**What the task requires**. From the first line to the last, write out the data below exactly.

**Data**.
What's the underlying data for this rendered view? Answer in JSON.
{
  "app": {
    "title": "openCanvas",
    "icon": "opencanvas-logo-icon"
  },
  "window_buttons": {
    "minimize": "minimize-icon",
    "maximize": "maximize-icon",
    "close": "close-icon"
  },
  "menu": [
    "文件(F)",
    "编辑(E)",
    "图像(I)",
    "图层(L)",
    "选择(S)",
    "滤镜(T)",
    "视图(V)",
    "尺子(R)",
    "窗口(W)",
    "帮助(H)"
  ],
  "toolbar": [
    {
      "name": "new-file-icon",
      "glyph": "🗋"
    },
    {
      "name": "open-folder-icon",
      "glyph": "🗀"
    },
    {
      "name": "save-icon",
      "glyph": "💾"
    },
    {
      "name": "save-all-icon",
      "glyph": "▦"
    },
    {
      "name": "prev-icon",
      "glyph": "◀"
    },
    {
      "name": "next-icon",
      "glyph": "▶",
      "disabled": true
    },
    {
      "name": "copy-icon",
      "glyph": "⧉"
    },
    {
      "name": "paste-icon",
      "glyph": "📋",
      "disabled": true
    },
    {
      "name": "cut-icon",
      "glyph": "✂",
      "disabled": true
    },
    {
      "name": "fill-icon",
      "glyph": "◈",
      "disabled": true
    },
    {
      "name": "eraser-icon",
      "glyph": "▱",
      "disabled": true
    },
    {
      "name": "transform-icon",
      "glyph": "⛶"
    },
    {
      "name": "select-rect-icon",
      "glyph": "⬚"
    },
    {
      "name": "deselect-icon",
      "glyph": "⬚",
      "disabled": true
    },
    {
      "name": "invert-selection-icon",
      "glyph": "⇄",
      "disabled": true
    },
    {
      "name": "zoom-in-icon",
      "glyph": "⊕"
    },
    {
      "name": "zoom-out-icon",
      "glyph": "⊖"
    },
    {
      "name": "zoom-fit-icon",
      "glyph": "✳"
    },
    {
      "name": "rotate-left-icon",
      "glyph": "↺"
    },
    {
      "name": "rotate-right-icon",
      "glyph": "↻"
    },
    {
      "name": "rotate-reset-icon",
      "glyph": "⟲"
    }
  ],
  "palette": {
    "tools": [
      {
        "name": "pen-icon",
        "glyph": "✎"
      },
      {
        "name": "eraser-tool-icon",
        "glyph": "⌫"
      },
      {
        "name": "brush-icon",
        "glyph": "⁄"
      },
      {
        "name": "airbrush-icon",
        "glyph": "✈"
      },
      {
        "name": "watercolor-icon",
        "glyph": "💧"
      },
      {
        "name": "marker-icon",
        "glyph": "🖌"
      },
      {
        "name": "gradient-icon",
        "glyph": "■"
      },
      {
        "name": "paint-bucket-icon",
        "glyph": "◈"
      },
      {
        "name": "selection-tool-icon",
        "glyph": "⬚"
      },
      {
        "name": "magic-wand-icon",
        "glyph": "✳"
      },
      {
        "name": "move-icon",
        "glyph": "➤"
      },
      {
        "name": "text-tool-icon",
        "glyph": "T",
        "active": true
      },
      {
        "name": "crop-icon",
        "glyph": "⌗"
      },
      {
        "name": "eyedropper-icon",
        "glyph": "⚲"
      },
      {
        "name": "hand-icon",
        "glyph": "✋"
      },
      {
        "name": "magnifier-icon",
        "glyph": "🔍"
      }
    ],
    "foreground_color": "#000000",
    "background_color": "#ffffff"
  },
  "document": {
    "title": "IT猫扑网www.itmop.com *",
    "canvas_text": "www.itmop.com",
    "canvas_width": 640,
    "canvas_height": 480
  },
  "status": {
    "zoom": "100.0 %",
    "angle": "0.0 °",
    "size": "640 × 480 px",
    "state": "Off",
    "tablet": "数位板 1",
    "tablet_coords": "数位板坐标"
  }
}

**Final answer**.
What's the underlying data for this rendered view? Answer in JSON.
{
  "app": {
    "title": "openCanvas",
    "icon": "opencanvas-logo-icon"
  },
  "window_buttons": {
    "minimize": "minimize-icon",
    "maximize": "maximize-icon",
    "close": "close-icon"
  },
  "menu": [
    "文件(F)",
    "编辑(E)",
    "图像(I)",
    "图层(L)",
    "选择(S)",
    "滤镜(T)",
    "视图(V)",
    "尺子(R)",
    "窗口(W)",
    "帮助(H)"
  ],
  "toolbar": [
    {
      "name": "new-file-icon",
      "glyph": "🗋"
    },
    {
      "name": "open-folder-icon",
      "glyph": "🗀"
    },
    {
      "name": "save-icon",
      "glyph": "💾"
    },
    {
      "name": "save-all-icon",
      "glyph": "▦"
    },
    {
      "name": "prev-icon",
      "glyph": "◀"
    },
    {
      "name": "next-icon",
      "glyph": "▶",
      "disabled": true
    },
    {
      "name": "copy-icon",
      "glyph": "⧉"
    },
    {
      "name": "paste-icon",
      "glyph": "📋",
      "disabled": true
    },
    {
      "name": "cut-icon",
      "glyph": "✂",
      "disabled": true
    },
    {
      "name": "fill-icon",
      "glyph": "◈",
      "disabled": true
    },
    {
      "name": "eraser-icon",
      "glyph": "▱",
      "disabled": true
    },
    {
      "name": "transform-icon",
      "glyph": "⛶"
    },
    {
      "name": "select-rect-icon",
      "glyph": "⬚"
    },
    {
      "name": "deselect-icon",
      "glyph": "⬚",
      "disabled": true
    },
    {
      "name": "invert-selection-icon",
      "glyph": "⇄",
      "disabled": true
    },
    {
      "name": "zoom-in-icon",
      "glyph": "⊕"
    },
    {
      "name": "zoom-out-icon",
      "glyph": "⊖"
    },
    {
      "name": "zoom-fit-icon",
      "glyph": "✳"
    },
    {
      "name": "rotate-left-icon",
      "glyph": "↺"
    },
    {
      "name": "rotate-right-icon",
      "glyph": "↻"
    },
    {
      "name": "rotate-reset-icon",
      "glyph": "⟲"
    }
  ],
  "palette": {
    "tools": [
      {
        "name": "pen-icon",
        "glyph": "✎"
      },
      {
        "name": "eraser-tool-icon",
        "glyph": "⌫"
      },
      {
        "name": "brush-icon",
        "glyph": "⁄"
      },
      {
        "name": "airbrush-icon",
        "glyph": "✈"
      },
      {
        "name": "watercolor-icon",
        "glyph": "💧"
      },
      {
        "name": "marker-icon",
        "glyph": "🖌"
      },
      {
        "name": "gradient-icon",
        "glyph": "■"
      },
      {
        "name": "paint-bucket-icon",
        "glyph": "◈"
      },
      {
        "name": "selection-tool-icon",
        "glyph": "⬚"
      },
      {
        "name": "magic-wand-icon",
        "glyph": "✳"
      },
      {
        "name": "move-icon",
        "glyph": "➤"
      },
      {
        "name": "text-tool-icon",
        "glyph": "T",
        "active": true
      },
      {
        "name": "crop-icon",
        "glyph": "⌗"
      },
      {
        "name": "eyedropper-icon",
        "glyph": "⚲"
      },
      {
        "name": "hand-icon",
        "glyph": "✋"
      },
      {
        "name": "magnifier-icon",
        "glyph": "🔍"
      }
    ],
    "foreground_color": "#000000",
    "background_color": "#ffffff"
  },
  "document": {
    "title": "IT猫扑网www.itmop.com *",
    "canvas_text": "www.itmop.com",
    "canvas_width": 640,
    "canvas_height": 480
  },
  "status": {
    "zoom": "100.0 %",
    "angle": "0.0 °",
    "size": "640 × 480 px",
    "state": "Off",
    "tablet": "数位板 1",
    "tablet_coords": "数位板坐标"
  }
}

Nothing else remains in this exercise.